= Beginning of Section =

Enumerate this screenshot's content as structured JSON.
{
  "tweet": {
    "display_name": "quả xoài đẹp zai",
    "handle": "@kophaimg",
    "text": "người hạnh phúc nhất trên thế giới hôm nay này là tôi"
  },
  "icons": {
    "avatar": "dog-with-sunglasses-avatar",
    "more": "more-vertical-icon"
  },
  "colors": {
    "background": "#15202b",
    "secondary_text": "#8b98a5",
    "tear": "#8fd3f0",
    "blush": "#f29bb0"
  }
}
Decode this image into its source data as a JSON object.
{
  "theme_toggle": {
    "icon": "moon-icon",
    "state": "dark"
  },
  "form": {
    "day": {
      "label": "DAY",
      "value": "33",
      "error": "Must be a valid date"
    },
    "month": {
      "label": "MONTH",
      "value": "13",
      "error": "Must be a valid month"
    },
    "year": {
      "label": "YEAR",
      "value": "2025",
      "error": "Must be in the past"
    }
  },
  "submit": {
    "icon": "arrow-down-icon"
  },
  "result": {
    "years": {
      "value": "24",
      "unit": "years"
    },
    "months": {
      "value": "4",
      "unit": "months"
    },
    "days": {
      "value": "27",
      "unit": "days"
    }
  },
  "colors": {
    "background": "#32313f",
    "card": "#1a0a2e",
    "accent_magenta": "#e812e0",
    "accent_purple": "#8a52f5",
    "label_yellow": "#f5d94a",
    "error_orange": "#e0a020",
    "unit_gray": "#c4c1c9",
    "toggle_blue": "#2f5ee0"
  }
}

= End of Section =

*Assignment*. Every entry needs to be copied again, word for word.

*Output for this task*.
Enumerate this screenshot's content as structured JSON.
{
  "tweet": {
    "display_name": "quả xoài đẹp zai",
    "handle": "@kophaimg",
    "text": "người hạnh phúc nhất trên thế giới hôm nay này là tôi"
  },
  "icons": {
    "avatar": "dog-with-sunglasses-avatar",
    "more": "more-vertical-icon"
  },
  "colors": {
    "background": "#15202b",
    "secondary_text": "#8b98a5",
    "tear": "#8fd3f0",
    "blush": "#f29bb0"
  }
}
Decode this image into its source data as a JSON object.
{
  "theme_toggle": {
    "icon": "moon-icon",
    "state": "dark"
  },
  "form": {
    "day": {
      "label": "DAY",
      "value": "33",
      "error": "Must be a valid date"
    },
    "month": {
      "label": "MONTH",
      "value": "13",
      "error": "Must be a valid month"
    },
    "year": {
      "label": "YEAR",
      "value": "2025",
      "error": "Must be in the past"
    }
  },
  "submit": {
    "icon": "arrow-down-icon"
  },
  "result": {
    "years": {
      "value": "24",
      "unit": "years"
    },
    "months": {
      "value": "4",
      "unit": "months"
    },
    "days": {
      "value": "27",
      "unit": "days"
    }
  },
  "colors": {
    "background": "#32313f",
    "card": "#1a0a2e",
    "accent_magenta": "#e812e0",
    "accent_purple": "#8a52f5",
    "label_yellow": "#f5d94a",
    "error_orange": "#e0a020",
    "unit_gray": "#c4c1c9",
    "toggle_blue": "#2f5ee0"
  }
}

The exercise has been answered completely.